Plasma acylcarnitines and progression of carotid artery atherosclerosis in HIV infection

Simin Hua, Justin M. Scott, David B. Hanna, Sabina A. Haberlen, Sanjiv J. Shah, Howard N. Hodis, Alan L. Landay, Jason M. Lazar, Jorge R. Kizer, Bing Yu, Wendy S. Post, Kathryn Anastos, Robert C. Kaplan, Clary B. Clish, Qibin Qi

Research output: Contribution to journalArticle

1 Scopus citations

Abstract

To evaluate plasma acylcarnitine profiles and their relationships with progression of carotid artery atherosclerosis among individuals with and without HIV infection.Design:Prospective cohort studies of 499 HIV-positive and 206 HIV-negative individuals from the Women's Interagency HIV Study and the Multicenter AIDS Cohort Study.Methods:Twenty-four acylcarnitine species were measured in plasma samples of participants at baseline. Carotid artery plaque was assessed using repeated B-mode carotid artery ultrasound imaging in 2004-2013. We examined the associations of individual and aggregate short-chain (C2-C7), medium-chain (C8-C14) and long-chain acylcarnitines (C16-C26) with incident carotid artery plaque over 7 years.Results:Among 24 acylcarnitine species, C8-carnitines and C20:4-carnitines showed significantly lower levels comparing HIV-positive to HIV-negative individuals (false discovery rate adjusted P<0.05); and C20-carnitines and C26-carnitines showed significantly higher levels in HIV positive using antiretroviral therapy than those without antiretroviral therapy (false discovery rate adjusted P<0.05). In the univariate analyses, higher aggregated short-chain and long-chain acylcarnitine scores were associated with increased risk of carotid artery plaque [risk ratios (RRs)=1.22 (95% confidence interval 1.02-1.45) and 1.20 (1.02-1.41) per SD increment, respectively]. The association for the short-chain acylcarnitine score remained significant [RR=1.23 (1.05-1.44)] after multivariate adjustment (including traditional cardiovascular disease risk factors). This association was more evident in HIV-positive individuals without persistent viral suppression [RR=1.37 (1.11-1.69)] compared with those with persistent viral suppression during follow-up [RR=1.03 (0.76-1.40)] or HIV-negative individuals [RR=1.02 (0.69-1.52)].Conclusion:In two HIV cohorts, plasma levels of most acylcarnitines were not significantly different between HIV-positive and HIV-negative individuals. However, higher levels of aggregated short-chain acylcarnitines were associated with progression of carotid artery atherosclerosis.
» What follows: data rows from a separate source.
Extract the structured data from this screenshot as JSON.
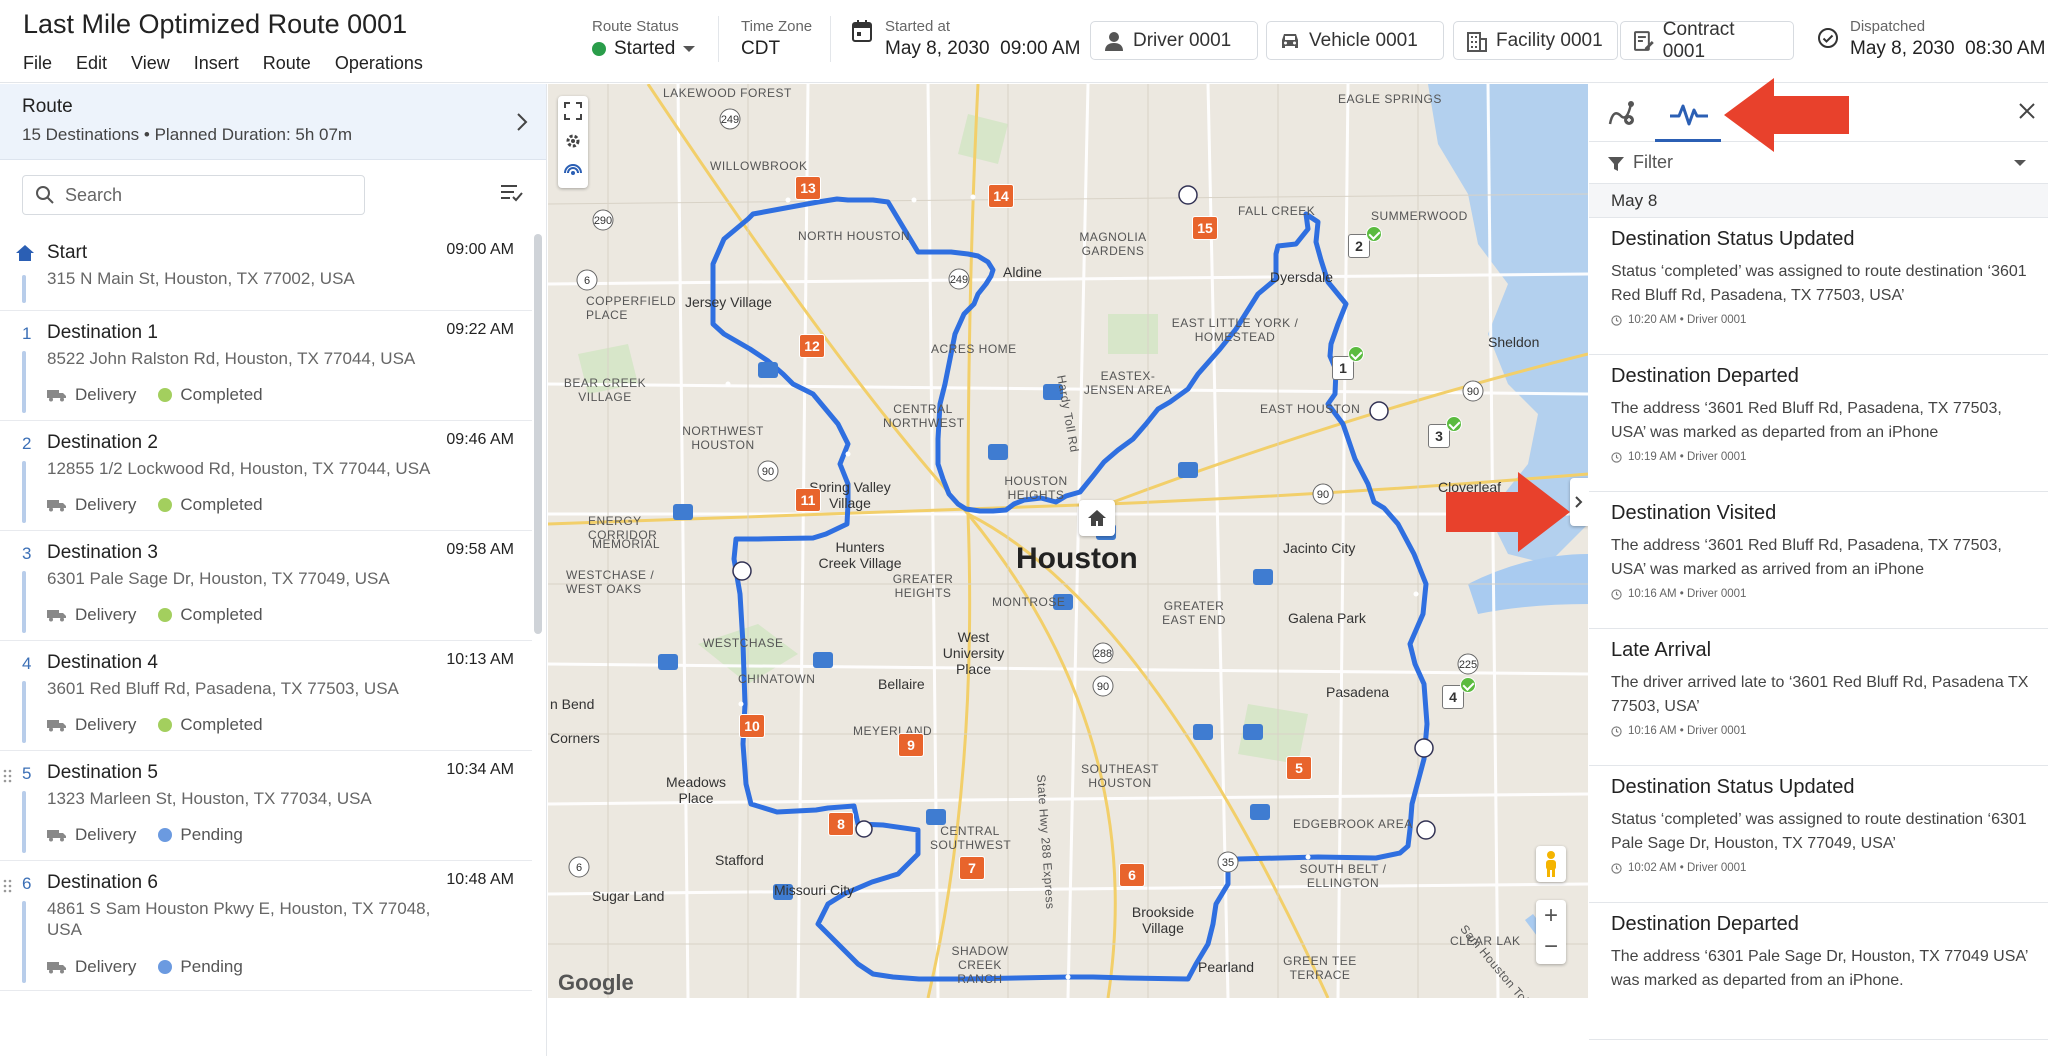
{
  "header": {
    "title": "Last Mile Optimized Route 0001",
    "menu": [
      "File",
      "Edit",
      "View",
      "Insert",
      "Route",
      "Operations"
    ],
    "route_status": {
      "label": "Route Status",
      "value": "Started"
    },
    "time_zone": {
      "label": "Time Zone",
      "value": "CDT"
    },
    "started_at": {
      "label": "Started at",
      "value": "May 8, 2030  09:00 AM"
    },
    "driver": "Driver 0001",
    "vehicle": "Vehicle 0001",
    "facility": "Facility 0001",
    "contract": "Contract 0001",
    "dispatched": {
      "label": "Dispatched",
      "value": "May 8, 2030  08:30 AM"
    }
  },
  "route_card": {
    "title": "Route",
    "subtitle": "15 Destinations • Planned Duration: 5h 07m"
  },
  "search": {
    "placeholder": "Search"
  },
  "stops": [
    {
      "num": "",
      "name": "Start",
      "address": "315 N Main St, Houston, TX 77002, USA",
      "time": "09:00 AM",
      "type": "",
      "status": "",
      "status_color": ""
    },
    {
      "num": "1",
      "name": "Destination 1",
      "address": "8522 John Ralston Rd, Houston, TX 77044, USA",
      "time": "09:22 AM",
      "type": "Delivery",
      "status": "Completed",
      "status_color": "#a3cf5e"
    },
    {
      "num": "2",
      "name": "Destination 2",
      "address": "12855 1/2 Lockwood Rd, Houston, TX 77044, USA",
      "time": "09:46 AM",
      "type": "Delivery",
      "status": "Completed",
      "status_color": "#a3cf5e"
    },
    {
      "num": "3",
      "name": "Destination 3",
      "address": "6301 Pale Sage Dr, Houston, TX 77049, USA",
      "time": "09:58 AM",
      "type": "Delivery",
      "status": "Completed",
      "status_color": "#a3cf5e"
    },
    {
      "num": "4",
      "name": "Destination 4",
      "address": "3601 Red Bluff Rd, Pasadena, TX 77503, USA",
      "time": "10:13 AM",
      "type": "Delivery",
      "status": "Completed",
      "status_color": "#a3cf5e"
    },
    {
      "num": "5",
      "name": "Destination 5",
      "address": "1323 Marleen St, Houston, TX 77034, USA",
      "time": "10:34 AM",
      "type": "Delivery",
      "status": "Pending",
      "status_color": "#6b9ae0"
    },
    {
      "num": "6",
      "name": "Destination 6",
      "address": "4861 S Sam Houston Pkwy E, Houston, TX 77048, USA",
      "time": "10:48 AM",
      "type": "Delivery",
      "status": "Pending",
      "status_color": "#6b9ae0"
    }
  ],
  "map": {
    "city_label": "Houston",
    "labels": [
      "LAKEWOOD FOREST",
      "WILLOWBROOK",
      "EAGLE SPRINGS",
      "SUMMERWOOD",
      "FALL CREEK",
      "COPPERFIELD PLACE",
      "NORTH HOUSTON",
      "MAGNOLIA GARDENS",
      "Aldine",
      "Dyersdale",
      "Jersey Village",
      "ACRES HOME",
      "EAST LITTLE YORK / HOMESTEAD",
      "Sheldon",
      "BEAR CREEK VILLAGE",
      "NORTHWEST HOUSTON",
      "CENTRAL NORTHWEST",
      "EASTEX-JENSEN AREA",
      "EAST HOUSTON",
      "Spring Valley Village",
      "HOUSTON HEIGHTS",
      "Cloverleaf",
      "ENERGY CORRIDOR",
      "MEMORIAL",
      "Hunters Creek Village",
      "GREATER HEIGHTS",
      "Jacinto City",
      "WESTCHASE / WEST OAKS",
      "MONTROSE",
      "GREATER EAST END",
      "Galena Park",
      "WESTCHASE",
      "West University Place",
      "Bellaire",
      "CHINATOWN",
      "Pasadena",
      "n Bend",
      "Corners",
      "Meadows Place",
      "MEYERLAND",
      "SOUTHEAST HOUSTON",
      "EDGEBROOK AREA",
      "Stafford",
      "CENTRAL SOUTHWEST",
      "Missouri City",
      "SOUTH BELT / ELLINGTON",
      "Sugar Land",
      "SHADOW CREEK RANCH",
      "Brookside Village",
      "Pearland",
      "GREEN TEE TERRACE",
      "CLEAR LAK",
      "Hardy Toll Rd",
      "Sam Houston Tollway",
      "State Hwy 288 Express"
    ],
    "pins": [
      "13",
      "14",
      "15",
      "12",
      "11",
      "10",
      "9",
      "8",
      "7",
      "6",
      "5"
    ],
    "done_pins": [
      "1",
      "2",
      "3",
      "4"
    ],
    "attribution": "Google"
  },
  "panel": {
    "filter_label": "Filter",
    "date": "May 8",
    "events": [
      {
        "title": "Destination Status Updated",
        "desc": "Status ‘completed’ was assigned to route destination ‘3601 Red Bluff Rd, Pasadena, TX 77503, USA’",
        "meta": "10:20 AM • Driver 0001"
      },
      {
        "title": "Destination Departed",
        "desc": "The address ‘3601 Red Bluff Rd, Pasadena, TX 77503, USA’ was marked as departed from an iPhone",
        "meta": "10:19 AM • Driver 0001"
      },
      {
        "title": "Destination Visited",
        "desc": "The address ‘3601 Red Bluff Rd, Pasadena, TX 77503, USA’ was marked as arrived from an iPhone",
        "meta": "10:16 AM • Driver 0001"
      },
      {
        "title": "Late Arrival",
        "desc": "The driver arrived late to ‘3601 Red Bluff Rd, Pasadena TX 77503, USA’",
        "meta": "10:16 AM • Driver 0001"
      },
      {
        "title": "Destination Status Updated",
        "desc": "Status ‘completed’ was assigned to route destination ‘6301 Pale Sage Dr, Houston, TX 77049, USA’",
        "meta": "10:02 AM • Driver 0001"
      },
      {
        "title": "Destination Departed",
        "desc": "The address ‘6301 Pale Sage Dr, Houston, TX 77049 USA’ was marked as departed from an iPhone.",
        "meta": ""
      }
    ]
  },
  "colors": {
    "accent": "#2b5fb4",
    "route": "#2f6fe0",
    "pin": "#e8642c",
    "annotation": "#e8412c",
    "completed": "#a3cf5e",
    "pending": "#6b9ae0"
  }
}
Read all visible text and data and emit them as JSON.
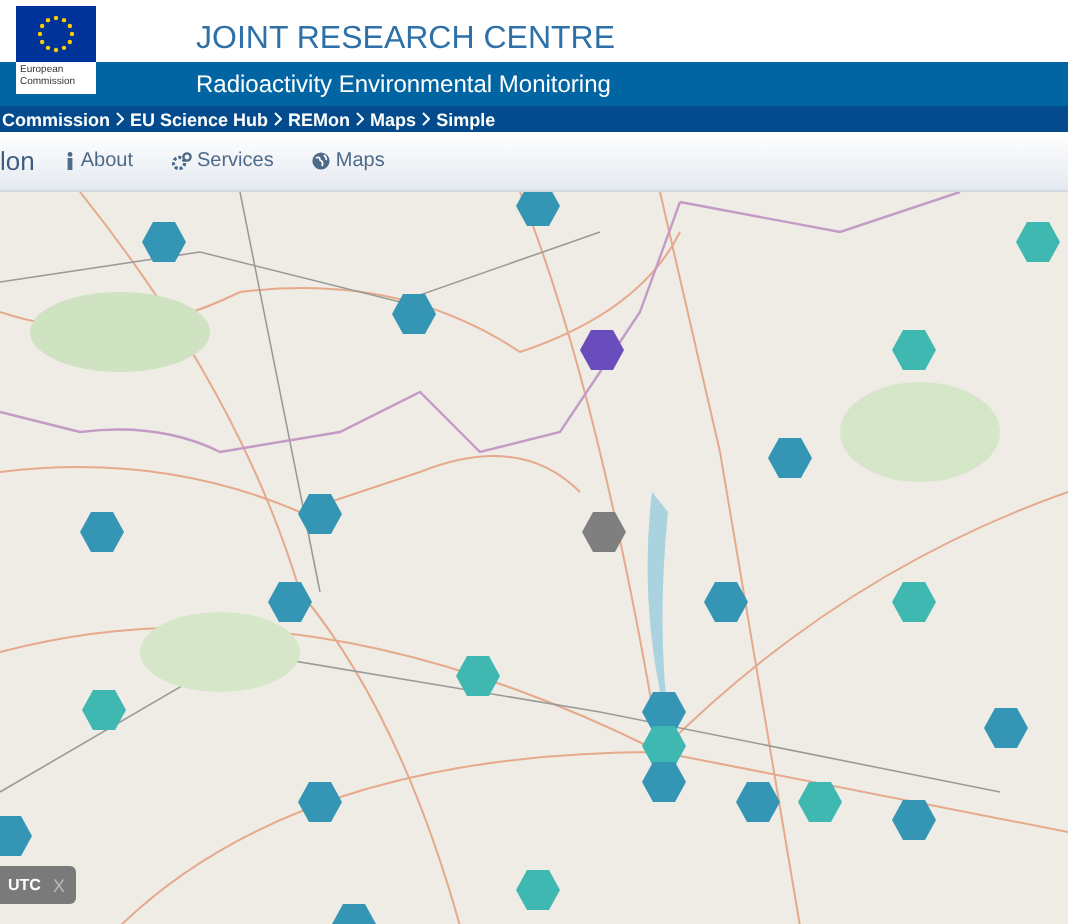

Original languageEnglish (US)
Pages (from-to)1043-1052
Number of pages10
JournalAIDS
Volume33
Issue number6
DOIs
StatePublished - May 1 2019

Keywords

  • HIV infection
  • acylcarnitines
  • atherosclerosis
  • cardiovascular disease
  • carotid artery
  • metabolomics

ASJC Scopus subject areas

  • Immunology and Allergy
  • Immunology
  • Infectious Diseases

Fingerprint Dive into the research topics of 'Plasma acylcarnitines and progression of carotid artery atherosclerosis in HIV infection'. Together they form a unique fingerprint.

  • Cite this

    Hua, S., Scott, J. M., Hanna, D. B., Haberlen, S. A., Shah, S. J., Hodis, H. N., Landay, A. L., Lazar, J. M., Kizer, J. R., Yu, B., Post, W. S., Anastos, K., Kaplan, R. C., Clish, C. B., & Qi, Q. (2019). Plasma acylcarnitines and progression of carotid artery atherosclerosis in HIV infection. AIDS, 33(6), 1043-1052. https://doi.org/10.1097/QAD.0000000000002142